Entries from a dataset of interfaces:
((

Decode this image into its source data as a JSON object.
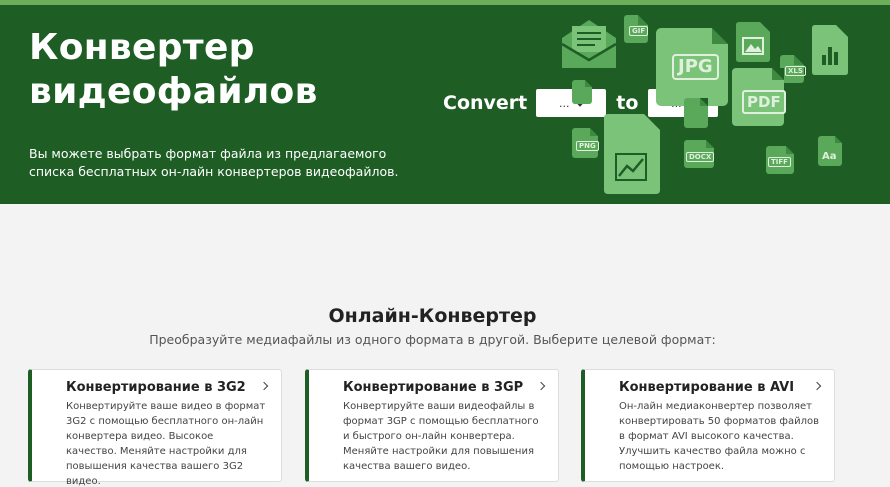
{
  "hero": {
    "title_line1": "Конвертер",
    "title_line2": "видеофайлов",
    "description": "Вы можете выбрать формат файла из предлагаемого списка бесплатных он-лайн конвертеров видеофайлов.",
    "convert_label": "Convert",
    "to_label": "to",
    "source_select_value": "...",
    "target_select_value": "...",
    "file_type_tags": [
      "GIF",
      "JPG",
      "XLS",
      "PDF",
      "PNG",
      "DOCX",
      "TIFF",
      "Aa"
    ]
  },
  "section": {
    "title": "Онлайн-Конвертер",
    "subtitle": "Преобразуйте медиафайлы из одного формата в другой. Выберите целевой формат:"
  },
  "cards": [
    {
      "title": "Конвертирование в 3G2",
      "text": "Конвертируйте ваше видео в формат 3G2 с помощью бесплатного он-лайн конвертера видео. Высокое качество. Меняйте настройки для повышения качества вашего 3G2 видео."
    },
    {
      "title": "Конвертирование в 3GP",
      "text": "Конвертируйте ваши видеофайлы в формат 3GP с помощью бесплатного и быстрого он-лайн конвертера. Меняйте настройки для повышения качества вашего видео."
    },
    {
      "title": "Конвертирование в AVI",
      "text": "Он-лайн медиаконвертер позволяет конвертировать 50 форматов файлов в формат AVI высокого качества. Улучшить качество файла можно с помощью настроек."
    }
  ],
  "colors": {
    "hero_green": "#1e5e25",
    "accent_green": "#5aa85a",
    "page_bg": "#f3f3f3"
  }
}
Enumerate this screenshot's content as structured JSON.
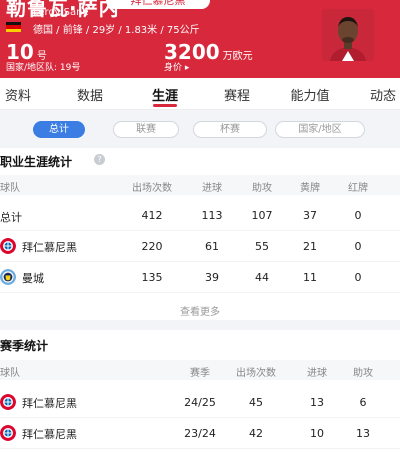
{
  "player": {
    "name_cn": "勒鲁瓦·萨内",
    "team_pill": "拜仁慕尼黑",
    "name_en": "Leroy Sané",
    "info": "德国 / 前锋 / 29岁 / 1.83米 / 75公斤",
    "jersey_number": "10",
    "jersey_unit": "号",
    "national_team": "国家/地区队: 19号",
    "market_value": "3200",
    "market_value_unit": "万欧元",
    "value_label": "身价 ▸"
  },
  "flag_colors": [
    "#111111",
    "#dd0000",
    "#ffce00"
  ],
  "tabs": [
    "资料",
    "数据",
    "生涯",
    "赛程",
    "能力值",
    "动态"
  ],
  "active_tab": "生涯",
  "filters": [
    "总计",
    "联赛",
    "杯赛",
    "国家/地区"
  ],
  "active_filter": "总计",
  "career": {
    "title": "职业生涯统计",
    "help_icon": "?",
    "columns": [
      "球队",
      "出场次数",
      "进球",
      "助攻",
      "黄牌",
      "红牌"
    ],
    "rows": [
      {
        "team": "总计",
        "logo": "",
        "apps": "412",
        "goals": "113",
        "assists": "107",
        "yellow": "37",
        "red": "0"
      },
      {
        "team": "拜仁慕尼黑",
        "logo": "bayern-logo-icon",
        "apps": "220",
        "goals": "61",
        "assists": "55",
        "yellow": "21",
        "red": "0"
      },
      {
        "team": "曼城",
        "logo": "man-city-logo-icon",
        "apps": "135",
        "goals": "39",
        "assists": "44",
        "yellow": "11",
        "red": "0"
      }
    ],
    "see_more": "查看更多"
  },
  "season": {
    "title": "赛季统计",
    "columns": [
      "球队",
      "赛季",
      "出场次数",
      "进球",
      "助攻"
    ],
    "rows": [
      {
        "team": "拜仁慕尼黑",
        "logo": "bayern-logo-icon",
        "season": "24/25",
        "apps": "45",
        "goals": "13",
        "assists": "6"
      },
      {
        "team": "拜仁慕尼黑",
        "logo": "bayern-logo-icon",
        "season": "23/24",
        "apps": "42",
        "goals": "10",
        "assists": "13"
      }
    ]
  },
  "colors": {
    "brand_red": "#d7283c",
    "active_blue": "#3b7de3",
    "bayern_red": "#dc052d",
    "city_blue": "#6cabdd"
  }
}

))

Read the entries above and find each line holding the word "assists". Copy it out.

        "assists": "107",
        "assists": "55",
        "assists": "44",
        "assists": "6"
        "assists": "13"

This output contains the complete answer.